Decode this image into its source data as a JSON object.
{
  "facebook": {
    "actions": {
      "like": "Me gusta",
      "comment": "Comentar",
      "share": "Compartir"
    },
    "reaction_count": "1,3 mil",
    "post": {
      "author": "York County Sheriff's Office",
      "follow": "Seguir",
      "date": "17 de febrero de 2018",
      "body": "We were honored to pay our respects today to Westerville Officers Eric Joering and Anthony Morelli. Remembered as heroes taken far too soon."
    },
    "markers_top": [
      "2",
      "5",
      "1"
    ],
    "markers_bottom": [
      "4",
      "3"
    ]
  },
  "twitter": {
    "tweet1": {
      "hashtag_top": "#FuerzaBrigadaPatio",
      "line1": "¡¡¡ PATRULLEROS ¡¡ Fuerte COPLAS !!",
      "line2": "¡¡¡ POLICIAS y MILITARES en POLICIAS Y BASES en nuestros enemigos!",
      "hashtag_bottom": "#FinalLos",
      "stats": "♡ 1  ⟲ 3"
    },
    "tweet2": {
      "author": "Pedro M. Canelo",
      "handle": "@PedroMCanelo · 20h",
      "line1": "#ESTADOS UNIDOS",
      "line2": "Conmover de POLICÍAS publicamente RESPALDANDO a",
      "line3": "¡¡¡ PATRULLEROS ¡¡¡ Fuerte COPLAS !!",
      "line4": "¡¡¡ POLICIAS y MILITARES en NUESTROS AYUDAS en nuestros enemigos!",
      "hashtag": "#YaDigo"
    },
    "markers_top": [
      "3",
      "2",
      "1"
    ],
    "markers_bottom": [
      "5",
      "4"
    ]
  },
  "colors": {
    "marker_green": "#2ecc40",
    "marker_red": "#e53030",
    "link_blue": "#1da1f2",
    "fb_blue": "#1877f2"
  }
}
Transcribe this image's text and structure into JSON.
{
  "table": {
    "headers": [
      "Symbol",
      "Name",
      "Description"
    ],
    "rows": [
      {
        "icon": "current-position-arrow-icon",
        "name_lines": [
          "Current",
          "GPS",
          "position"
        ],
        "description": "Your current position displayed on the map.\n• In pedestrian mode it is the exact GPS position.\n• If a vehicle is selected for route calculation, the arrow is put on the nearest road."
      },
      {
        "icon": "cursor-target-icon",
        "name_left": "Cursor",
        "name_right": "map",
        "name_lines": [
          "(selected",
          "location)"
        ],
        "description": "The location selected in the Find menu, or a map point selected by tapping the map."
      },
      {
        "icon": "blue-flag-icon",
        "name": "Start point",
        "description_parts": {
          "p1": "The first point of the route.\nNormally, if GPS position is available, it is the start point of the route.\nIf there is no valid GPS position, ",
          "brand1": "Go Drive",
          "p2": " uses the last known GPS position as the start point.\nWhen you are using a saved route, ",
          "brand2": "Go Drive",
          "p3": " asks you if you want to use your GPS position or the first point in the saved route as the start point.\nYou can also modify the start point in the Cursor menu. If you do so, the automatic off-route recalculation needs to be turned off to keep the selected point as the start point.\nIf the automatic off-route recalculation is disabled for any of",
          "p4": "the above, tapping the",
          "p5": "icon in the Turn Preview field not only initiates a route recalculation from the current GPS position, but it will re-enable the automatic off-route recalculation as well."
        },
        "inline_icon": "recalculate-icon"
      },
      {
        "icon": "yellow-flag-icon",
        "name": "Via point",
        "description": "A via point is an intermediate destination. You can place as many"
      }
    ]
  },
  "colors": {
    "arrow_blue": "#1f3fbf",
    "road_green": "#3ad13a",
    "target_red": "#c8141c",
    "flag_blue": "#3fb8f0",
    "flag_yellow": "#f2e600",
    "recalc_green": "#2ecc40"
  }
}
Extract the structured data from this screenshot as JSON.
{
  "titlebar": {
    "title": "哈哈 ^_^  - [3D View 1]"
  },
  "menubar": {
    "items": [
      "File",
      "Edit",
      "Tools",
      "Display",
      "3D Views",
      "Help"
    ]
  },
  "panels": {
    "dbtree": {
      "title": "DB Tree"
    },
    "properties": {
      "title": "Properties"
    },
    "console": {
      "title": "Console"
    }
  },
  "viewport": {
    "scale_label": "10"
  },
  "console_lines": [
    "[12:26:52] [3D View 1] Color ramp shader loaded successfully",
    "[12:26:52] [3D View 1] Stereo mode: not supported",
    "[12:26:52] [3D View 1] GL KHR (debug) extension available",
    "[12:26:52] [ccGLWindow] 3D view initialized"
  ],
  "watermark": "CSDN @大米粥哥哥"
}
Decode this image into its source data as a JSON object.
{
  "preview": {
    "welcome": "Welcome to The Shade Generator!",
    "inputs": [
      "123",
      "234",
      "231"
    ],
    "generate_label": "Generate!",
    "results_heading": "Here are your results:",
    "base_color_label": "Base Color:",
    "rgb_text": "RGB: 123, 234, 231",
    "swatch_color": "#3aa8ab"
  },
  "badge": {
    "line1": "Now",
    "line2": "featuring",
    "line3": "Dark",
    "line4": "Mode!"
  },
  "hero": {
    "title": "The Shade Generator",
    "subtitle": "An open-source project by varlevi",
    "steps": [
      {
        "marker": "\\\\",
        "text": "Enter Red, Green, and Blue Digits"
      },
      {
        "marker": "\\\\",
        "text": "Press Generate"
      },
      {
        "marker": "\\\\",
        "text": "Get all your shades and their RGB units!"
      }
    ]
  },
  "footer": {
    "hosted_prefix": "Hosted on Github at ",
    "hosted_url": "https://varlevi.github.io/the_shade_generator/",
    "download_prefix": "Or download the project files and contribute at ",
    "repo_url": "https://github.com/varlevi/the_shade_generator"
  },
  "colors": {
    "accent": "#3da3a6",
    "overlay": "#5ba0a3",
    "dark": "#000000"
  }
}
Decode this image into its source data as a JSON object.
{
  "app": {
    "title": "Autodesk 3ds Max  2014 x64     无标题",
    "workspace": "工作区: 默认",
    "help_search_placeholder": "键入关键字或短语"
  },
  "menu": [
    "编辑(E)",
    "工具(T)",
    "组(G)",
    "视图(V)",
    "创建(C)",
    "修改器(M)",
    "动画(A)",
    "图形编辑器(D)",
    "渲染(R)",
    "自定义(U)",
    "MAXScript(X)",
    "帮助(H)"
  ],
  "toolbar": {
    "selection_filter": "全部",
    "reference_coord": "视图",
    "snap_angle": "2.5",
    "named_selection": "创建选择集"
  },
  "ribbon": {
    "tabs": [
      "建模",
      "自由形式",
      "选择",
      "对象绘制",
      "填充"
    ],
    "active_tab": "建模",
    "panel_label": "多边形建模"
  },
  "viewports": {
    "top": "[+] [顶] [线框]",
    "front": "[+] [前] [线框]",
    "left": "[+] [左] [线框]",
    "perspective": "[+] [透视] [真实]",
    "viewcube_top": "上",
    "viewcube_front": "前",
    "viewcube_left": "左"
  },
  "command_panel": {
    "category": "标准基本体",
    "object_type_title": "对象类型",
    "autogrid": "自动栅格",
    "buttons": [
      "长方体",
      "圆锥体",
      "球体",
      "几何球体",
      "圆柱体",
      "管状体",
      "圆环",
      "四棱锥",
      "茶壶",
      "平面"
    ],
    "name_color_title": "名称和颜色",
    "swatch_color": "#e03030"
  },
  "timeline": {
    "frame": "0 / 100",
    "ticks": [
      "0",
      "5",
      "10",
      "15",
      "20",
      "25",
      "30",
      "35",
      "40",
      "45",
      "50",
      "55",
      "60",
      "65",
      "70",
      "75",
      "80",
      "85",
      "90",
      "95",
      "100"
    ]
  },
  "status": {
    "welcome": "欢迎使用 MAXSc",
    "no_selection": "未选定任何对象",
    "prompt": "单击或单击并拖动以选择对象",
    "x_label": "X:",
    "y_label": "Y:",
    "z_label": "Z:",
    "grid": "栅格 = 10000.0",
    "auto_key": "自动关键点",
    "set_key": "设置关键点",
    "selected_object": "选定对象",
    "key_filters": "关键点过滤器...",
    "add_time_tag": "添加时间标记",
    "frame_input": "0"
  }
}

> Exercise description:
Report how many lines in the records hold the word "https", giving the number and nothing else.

> Solution to this exercise:
2